What the task asks »
From the entries below, please gather each line containing the string "title".
··· Supplied material
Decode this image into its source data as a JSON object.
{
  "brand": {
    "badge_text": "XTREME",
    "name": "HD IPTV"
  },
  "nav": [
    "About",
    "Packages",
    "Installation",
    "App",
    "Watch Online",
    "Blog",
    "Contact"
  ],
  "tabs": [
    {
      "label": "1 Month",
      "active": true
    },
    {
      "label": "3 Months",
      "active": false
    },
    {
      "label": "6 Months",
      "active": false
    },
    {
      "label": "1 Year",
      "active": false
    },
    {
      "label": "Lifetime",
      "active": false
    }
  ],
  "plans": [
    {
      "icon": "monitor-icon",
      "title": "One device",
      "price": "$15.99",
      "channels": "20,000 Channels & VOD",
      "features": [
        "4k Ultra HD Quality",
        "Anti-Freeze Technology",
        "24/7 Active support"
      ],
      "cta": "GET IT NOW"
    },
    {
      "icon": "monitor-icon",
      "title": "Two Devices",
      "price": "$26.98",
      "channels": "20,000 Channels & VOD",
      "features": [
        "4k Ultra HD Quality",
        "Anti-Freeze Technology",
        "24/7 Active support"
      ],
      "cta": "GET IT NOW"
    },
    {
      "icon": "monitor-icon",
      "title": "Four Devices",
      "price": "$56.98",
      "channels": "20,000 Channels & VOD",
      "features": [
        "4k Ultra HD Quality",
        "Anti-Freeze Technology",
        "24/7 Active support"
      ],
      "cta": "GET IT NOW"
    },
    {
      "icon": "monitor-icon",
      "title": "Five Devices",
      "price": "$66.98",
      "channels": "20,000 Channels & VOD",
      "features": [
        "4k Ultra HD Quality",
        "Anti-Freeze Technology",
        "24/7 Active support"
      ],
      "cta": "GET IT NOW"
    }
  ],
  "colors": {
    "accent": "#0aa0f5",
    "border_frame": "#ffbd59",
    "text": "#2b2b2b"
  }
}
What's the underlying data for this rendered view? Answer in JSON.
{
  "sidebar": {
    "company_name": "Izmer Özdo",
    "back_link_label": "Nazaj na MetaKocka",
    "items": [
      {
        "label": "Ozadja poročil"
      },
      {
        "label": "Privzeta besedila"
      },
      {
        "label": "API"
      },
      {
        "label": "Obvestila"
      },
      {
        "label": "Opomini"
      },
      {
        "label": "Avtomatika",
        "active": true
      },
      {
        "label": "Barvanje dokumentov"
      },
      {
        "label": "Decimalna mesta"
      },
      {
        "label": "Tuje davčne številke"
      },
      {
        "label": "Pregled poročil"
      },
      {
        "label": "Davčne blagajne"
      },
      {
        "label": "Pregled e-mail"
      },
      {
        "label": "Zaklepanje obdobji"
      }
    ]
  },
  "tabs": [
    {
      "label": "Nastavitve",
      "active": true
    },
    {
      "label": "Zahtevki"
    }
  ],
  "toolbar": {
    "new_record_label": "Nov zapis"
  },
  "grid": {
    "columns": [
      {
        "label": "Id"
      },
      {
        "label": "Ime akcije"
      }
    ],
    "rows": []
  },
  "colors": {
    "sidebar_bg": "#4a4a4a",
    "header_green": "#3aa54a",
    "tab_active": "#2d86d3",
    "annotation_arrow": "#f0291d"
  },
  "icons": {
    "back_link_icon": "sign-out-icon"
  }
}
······
Reply »
      "title": "One device",
      "title": "Two Devices",
      "title": "Four Devices",
      "title": "Five Devices",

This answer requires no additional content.